> [RECORDS PROVIDED]
- - - -
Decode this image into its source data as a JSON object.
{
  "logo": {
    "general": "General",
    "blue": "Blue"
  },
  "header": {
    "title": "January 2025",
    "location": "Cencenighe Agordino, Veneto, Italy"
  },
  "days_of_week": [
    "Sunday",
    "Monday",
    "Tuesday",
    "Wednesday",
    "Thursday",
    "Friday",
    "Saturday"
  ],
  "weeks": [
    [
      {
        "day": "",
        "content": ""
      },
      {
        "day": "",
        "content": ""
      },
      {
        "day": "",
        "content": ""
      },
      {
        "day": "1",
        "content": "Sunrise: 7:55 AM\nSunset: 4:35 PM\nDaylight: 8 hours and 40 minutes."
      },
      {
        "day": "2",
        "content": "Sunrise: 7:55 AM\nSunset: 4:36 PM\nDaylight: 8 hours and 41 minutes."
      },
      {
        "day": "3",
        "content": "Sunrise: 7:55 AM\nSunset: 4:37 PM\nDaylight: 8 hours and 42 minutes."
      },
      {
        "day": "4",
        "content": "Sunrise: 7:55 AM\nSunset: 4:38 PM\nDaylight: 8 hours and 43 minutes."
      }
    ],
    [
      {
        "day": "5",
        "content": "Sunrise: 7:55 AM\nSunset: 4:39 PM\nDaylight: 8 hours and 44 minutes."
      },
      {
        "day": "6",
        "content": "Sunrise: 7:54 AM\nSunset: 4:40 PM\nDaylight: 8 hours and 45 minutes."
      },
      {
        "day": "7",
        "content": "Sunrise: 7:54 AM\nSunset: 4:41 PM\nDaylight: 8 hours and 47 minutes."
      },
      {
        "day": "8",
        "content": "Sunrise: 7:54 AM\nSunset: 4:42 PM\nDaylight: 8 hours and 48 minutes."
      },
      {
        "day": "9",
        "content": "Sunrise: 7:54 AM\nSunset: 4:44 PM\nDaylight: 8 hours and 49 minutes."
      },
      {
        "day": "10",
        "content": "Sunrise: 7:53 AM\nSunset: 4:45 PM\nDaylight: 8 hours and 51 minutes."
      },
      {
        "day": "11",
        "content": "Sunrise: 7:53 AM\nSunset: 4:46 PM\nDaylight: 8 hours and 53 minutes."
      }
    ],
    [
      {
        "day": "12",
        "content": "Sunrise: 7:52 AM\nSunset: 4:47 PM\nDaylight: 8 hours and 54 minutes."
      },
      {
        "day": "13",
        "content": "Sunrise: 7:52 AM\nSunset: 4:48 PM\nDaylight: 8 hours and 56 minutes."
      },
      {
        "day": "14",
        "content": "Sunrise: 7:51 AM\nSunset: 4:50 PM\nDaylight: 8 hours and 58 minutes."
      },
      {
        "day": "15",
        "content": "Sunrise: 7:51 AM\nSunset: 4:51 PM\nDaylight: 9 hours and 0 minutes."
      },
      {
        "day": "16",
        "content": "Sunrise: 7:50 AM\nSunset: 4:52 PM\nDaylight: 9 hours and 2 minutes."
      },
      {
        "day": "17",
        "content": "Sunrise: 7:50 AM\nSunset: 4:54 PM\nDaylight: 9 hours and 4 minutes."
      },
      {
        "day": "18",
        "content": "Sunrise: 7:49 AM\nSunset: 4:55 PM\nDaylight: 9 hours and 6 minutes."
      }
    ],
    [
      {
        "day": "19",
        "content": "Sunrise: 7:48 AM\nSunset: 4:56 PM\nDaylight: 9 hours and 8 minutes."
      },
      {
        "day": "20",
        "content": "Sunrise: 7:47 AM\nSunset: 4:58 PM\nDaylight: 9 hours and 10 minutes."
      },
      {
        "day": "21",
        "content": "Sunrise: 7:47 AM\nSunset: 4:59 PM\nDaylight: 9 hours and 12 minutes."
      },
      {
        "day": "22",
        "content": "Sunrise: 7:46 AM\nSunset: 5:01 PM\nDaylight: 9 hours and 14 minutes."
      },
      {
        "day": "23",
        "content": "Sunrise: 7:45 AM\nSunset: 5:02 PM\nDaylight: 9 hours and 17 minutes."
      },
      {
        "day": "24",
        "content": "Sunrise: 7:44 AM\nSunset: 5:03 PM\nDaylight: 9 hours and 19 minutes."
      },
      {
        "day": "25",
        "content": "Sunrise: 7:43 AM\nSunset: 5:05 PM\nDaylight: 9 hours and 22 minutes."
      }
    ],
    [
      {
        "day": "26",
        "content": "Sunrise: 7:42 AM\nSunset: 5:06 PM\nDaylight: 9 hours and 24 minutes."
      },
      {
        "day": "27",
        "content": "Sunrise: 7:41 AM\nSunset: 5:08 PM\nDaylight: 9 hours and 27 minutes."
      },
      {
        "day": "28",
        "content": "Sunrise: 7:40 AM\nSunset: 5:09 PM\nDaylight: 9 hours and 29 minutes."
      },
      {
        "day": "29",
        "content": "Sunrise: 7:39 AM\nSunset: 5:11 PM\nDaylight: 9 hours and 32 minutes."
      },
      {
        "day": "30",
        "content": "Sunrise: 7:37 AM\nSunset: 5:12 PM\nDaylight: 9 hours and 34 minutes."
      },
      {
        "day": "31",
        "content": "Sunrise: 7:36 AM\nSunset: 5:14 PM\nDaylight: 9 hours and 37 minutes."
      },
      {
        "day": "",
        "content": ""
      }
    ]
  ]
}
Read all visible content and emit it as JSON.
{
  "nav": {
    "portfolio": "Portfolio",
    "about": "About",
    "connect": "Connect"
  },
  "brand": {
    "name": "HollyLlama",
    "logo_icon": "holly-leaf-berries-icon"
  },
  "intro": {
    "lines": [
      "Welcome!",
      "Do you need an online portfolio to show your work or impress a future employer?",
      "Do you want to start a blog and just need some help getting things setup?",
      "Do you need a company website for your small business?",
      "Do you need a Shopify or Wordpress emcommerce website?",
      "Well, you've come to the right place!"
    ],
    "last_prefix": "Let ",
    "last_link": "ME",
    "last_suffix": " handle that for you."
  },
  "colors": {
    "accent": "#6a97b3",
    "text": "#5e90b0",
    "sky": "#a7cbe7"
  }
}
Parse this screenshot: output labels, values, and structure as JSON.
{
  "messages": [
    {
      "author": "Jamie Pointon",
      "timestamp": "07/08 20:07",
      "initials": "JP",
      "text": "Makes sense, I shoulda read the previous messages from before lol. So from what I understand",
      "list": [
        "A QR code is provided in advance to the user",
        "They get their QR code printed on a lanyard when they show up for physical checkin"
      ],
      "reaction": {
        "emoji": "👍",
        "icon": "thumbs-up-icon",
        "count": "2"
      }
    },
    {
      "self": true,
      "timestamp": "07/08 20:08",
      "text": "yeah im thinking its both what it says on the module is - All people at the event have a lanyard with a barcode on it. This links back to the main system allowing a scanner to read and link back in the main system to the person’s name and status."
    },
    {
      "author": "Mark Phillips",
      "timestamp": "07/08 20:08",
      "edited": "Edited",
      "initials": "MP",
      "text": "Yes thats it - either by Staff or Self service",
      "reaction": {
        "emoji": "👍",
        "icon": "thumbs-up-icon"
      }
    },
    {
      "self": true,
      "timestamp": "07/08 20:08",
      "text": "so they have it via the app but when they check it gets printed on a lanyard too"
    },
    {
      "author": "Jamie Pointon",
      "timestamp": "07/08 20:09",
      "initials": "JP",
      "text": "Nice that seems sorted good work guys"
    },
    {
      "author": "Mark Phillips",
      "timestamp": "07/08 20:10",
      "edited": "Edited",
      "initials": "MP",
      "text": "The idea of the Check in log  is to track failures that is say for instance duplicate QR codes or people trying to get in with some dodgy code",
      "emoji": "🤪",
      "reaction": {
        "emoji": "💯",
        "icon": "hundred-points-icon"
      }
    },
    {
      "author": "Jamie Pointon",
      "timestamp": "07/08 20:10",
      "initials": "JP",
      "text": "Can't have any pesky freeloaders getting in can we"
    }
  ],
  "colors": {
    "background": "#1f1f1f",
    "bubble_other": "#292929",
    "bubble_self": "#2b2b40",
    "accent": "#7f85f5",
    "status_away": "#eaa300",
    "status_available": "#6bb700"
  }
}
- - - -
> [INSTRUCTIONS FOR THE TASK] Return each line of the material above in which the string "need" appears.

> [EXERCISE ANSWER]
      "Do you need an online portfolio to show your work or impress a future employer?",
      "Do you want to start a blog and just need some help getting things setup?",
      "Do you need a company website for your small business?",
      "Do you need a Shopify or Wordpress emcommerce website?",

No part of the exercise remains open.